Boy, you better be quick if you want to be “pay it forward” in Alexandria, Virginia.
Today I dropped by the local 7-11 for a quick purchase and was third in a line of four. Being served was a very tall—basketball player tall—, very striking young African American man, late 20s, early 30s, in a three- piece suit and tie. He had his items on the counter for checkout, and excused himself briefly to go out to his car where he said he had left his wallet. A few seconds later he stepped back into the store and said, “Never mind. I’m sorry, I left my wallet at home,” and started to leave. I hesitated maybe two seconds and started to speak, as did the man ahead of me. I was about to say that I would pay for his items, but the guy behind me, short, stocky, white, about 50, and noticeably missing a few teeth in front, stepped out and said, “Hey, man, I’ve got it.”
The young man looked surprised and said, “Are you sure?” “Of course. Is that it?” replied the older man, pointing to the counter.
“Just pay it forward, friend,” said the man in front of me.
“Thank you,” said the Kareem Abdul Jabbar look-alike. I really did think he looked like Kareem, early 70’s vintage, but handsomer. He also appeared a lot more affluent than his shorter benefactor. “Here’s my contact information…” and he reached into his pocket.
“No, no, come on, that’s not necessary,” said his new friend,, flashing his missing teeth in a big smile. “I’ve got it. We’re all in this together.” And he paid the clerk.
The tall black man shook his hand, and they both held the clasp for a few second. “Thanks so much,” he said.
After he left, both I and the man in front of me congratulated the winner of this ethics jump ball, saying that we both were about to do the same thing, but he had been quicker.

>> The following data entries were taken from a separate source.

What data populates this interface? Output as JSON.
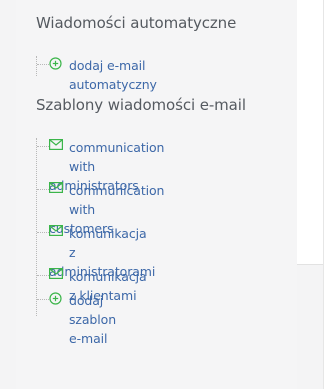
{
  "automatic": {
    "heading": "Wiadomości automatyczne",
    "add_link": "dodaj e-mail automatyczny"
  },
  "templates": {
    "heading": "Szablony wiadomości e-mail",
    "items": [
      {
        "label_line1": "communication with",
        "label_line2": "administrators",
        "icon": "mail-icon"
      },
      {
        "label_line1": "communication with",
        "label_line2": "customers",
        "icon": "mail-icon"
      },
      {
        "label_line1": "komunikacja z",
        "label_line2": "administratorami",
        "icon": "mail-icon"
      },
      {
        "label_line1": "komunikacja z klientami",
        "label_line2": "",
        "icon": "mail-icon"
      }
    ],
    "add_link": "dodaj szablon e-mail"
  },
  "colors": {
    "link": "#3d68a8",
    "icon_green": "#3bb54a",
    "heading": "#555a60"
  }
}
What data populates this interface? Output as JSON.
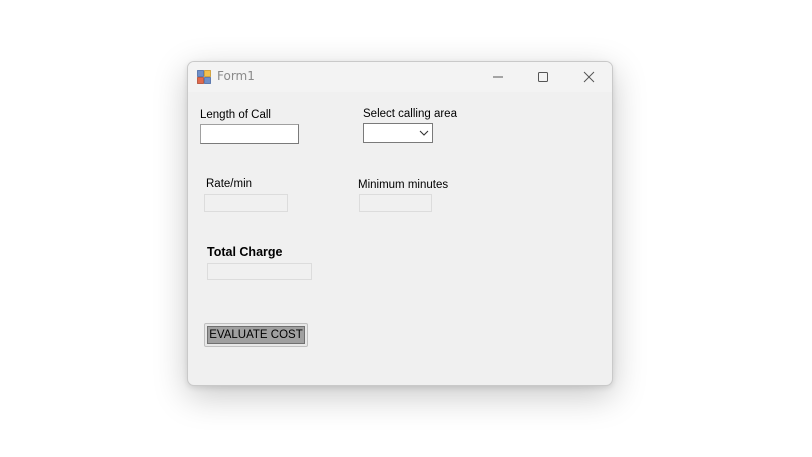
{
  "window": {
    "title": "Form1",
    "icons": {
      "app": "form-app-icon",
      "minimize": "minimize-icon",
      "maximize": "maximize-icon",
      "close": "close-icon"
    }
  },
  "form": {
    "length_of_call": {
      "label": "Length of Call",
      "value": ""
    },
    "calling_area": {
      "label": "Select calling area",
      "selected": "",
      "icon": "chevron-down-icon"
    },
    "rate_per_min": {
      "label": "Rate/min",
      "value": ""
    },
    "minimum_minutes": {
      "label": "Minimum minutes",
      "value": ""
    },
    "total_charge": {
      "label": "Total Charge",
      "value": ""
    },
    "evaluate_button": {
      "label": "EVALUATE COST"
    }
  }
}
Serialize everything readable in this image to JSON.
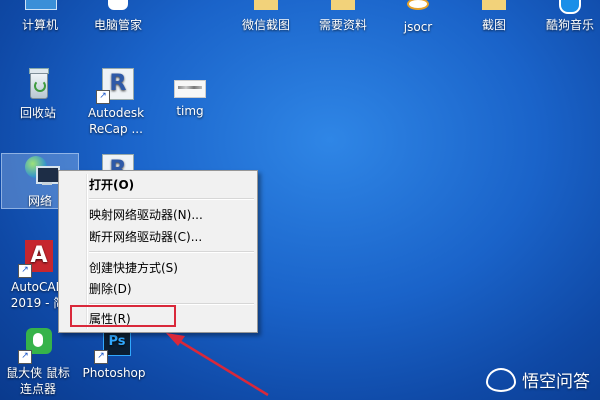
{
  "desktop_icons": {
    "computer": "计算机",
    "pc_manager": "电脑管家",
    "wechat_screenshot": "微信截图",
    "needed_materials": "需要资料",
    "jsocr": "jsocr",
    "screenshot": "截图",
    "kugou": "酷狗音乐",
    "recycle_bin": "回收站",
    "autodesk_recap_line1": "Autodesk",
    "autodesk_recap_line2": "ReCap ...",
    "timg": "timg",
    "network": "网络",
    "autocad_line1": "AutoCAD",
    "autocad_line2": "2019 - 简",
    "mouse_line1": "鼠大侠 鼠标",
    "mouse_line2": "连点器",
    "photoshop": "Photoshop"
  },
  "context_menu": {
    "open": "打开(O)",
    "map_drive": "映射网络驱动器(N)...",
    "disconnect_drive": "断开网络驱动器(C)...",
    "create_shortcut": "创建快捷方式(S)",
    "delete": "删除(D)",
    "properties": "属性(R)"
  },
  "watermark": {
    "text": "悟空问答"
  },
  "colors": {
    "desktop": "#1a63c9",
    "highlight_box": "#d9283a",
    "arrow": "#d9283a"
  }
}
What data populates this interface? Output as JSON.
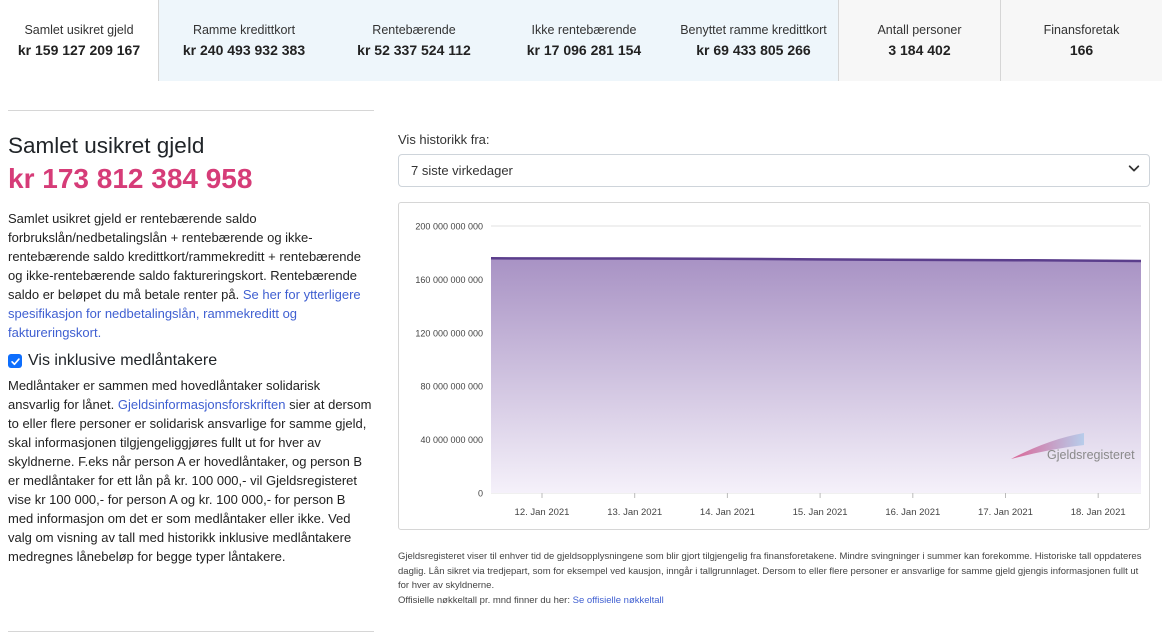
{
  "stats": [
    {
      "label": "Samlet usikret gjeld",
      "value": "kr 159 127 209 167"
    },
    {
      "label": "Ramme kredittkort",
      "value": "kr 240 493 932 383"
    },
    {
      "label": "Rentebærende",
      "value": "kr 52 337 524 112"
    },
    {
      "label": "Ikke rentebærende",
      "value": "kr 17 096 281 154"
    },
    {
      "label": "Benyttet ramme kredittkort",
      "value": "kr 69 433 805 266"
    },
    {
      "label": "Antall personer",
      "value": "3 184 402"
    },
    {
      "label": "Finansforetak",
      "value": "166"
    }
  ],
  "summary": {
    "title": "Samlet usikret gjeld",
    "value": "kr 173 812 384 958",
    "description": "Samlet usikret gjeld er rentebærende saldo forbrukslån/nedbetalingslån + rentebærende og ikke-rentebærende saldo kredittkort/rammekreditt + rentebærende og ikke-rentebærende saldo faktureringskort. Rentebærende saldo er beløpet du må betale renter på. ",
    "link": "Se her for ytterligere spesifikasjon for nedbetalingslån, rammekreditt og faktureringskort."
  },
  "coborrower": {
    "checkbox_label": "Vis inklusive medlåntakere",
    "checked": true,
    "text_before": "Medlåntaker er sammen med hovedlåntaker solidarisk ansvarlig for lånet. ",
    "link": "Gjeldsinformasjonsforskriften",
    "text_after": " sier at dersom to eller flere personer er solidarisk ansvarlige for samme gjeld, skal informasjonen tilgjengeliggjøres fullt ut for hver av skyldnerne. F.eks når person A er hovedlåntaker, og person B er medlåntaker for ett lån på kr. 100 000,- vil Gjeldsregisteret vise kr 100 000,- for person A og kr. 100 000,- for person B med informasjon om det er som medlåntaker eller ikke. Ved valg om visning av tall med historikk inklusive medlåntakere medregnes lånebeløp for begge typer låntakere."
  },
  "history": {
    "label": "Vis historikk fra:",
    "selected": "7 siste virkedager"
  },
  "chart_data": {
    "type": "area",
    "categories": [
      "12. Jan 2021",
      "13. Jan 2021",
      "14. Jan 2021",
      "15. Jan 2021",
      "16. Jan 2021",
      "17. Jan 2021",
      "18. Jan 2021"
    ],
    "values": [
      175800000000,
      175700000000,
      175500000000,
      175000000000,
      174600000000,
      174300000000,
      173812384958
    ],
    "y_ticks": [
      "200 000 000 000",
      "160 000 000 000",
      "120 000 000 000",
      "80 000 000 000",
      "40 000 000 000",
      "0"
    ],
    "ylim": [
      0,
      200000000000
    ],
    "grid": true,
    "line_color": "#5b3e8c",
    "fill_top_color": "#a892c4",
    "fill_bottom_color": "#f5f1fa"
  },
  "watermark": {
    "text": "Gjeldsregisteret"
  },
  "footnote": {
    "text": "Gjeldsregisteret viser til enhver tid de gjeldsopplysningene som blir gjort tilgjengelig fra finansforetakene. Mindre svingninger i summer kan forekomme. Historiske tall oppdateres daglig. Lån sikret via tredjepart, som for eksempel ved kausjon, inngår i tallgrunnlaget. Dersom to eller flere personer er ansvarlige for samme gjeld gjengis informasjonen fullt ut for hver av skyldnerne.",
    "link_prefix": "Offisielle nøkkeltall pr. mnd finner du her: ",
    "link": "Se offisielle nøkkeltall"
  },
  "colors": {
    "accent": "#d63c78",
    "link": "#3f5fd1",
    "checkbox": "#0d6efd"
  },
  "icons": {
    "checkbox": "check-icon",
    "dropdown": "chevron-down-icon"
  }
}
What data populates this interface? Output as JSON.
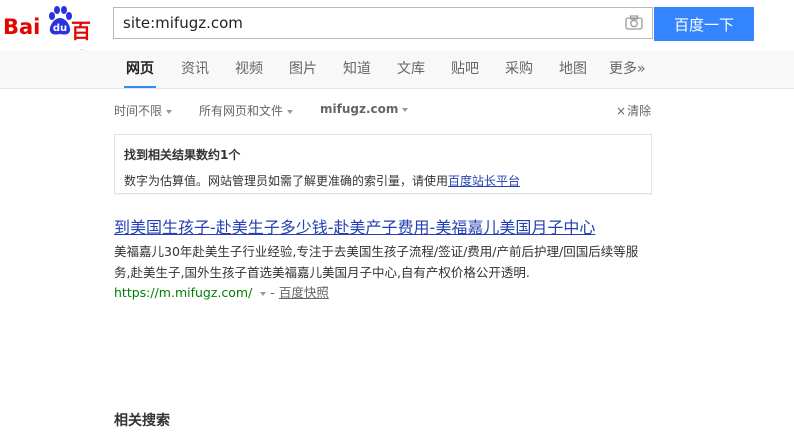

“Oh no!” he said suddenly, eyes twinkling. “I just spent my last dollar! Now I can’t pay for MY stuff!”
“See? I’d really have you both then, wouldn’t I?”
And we all laughed.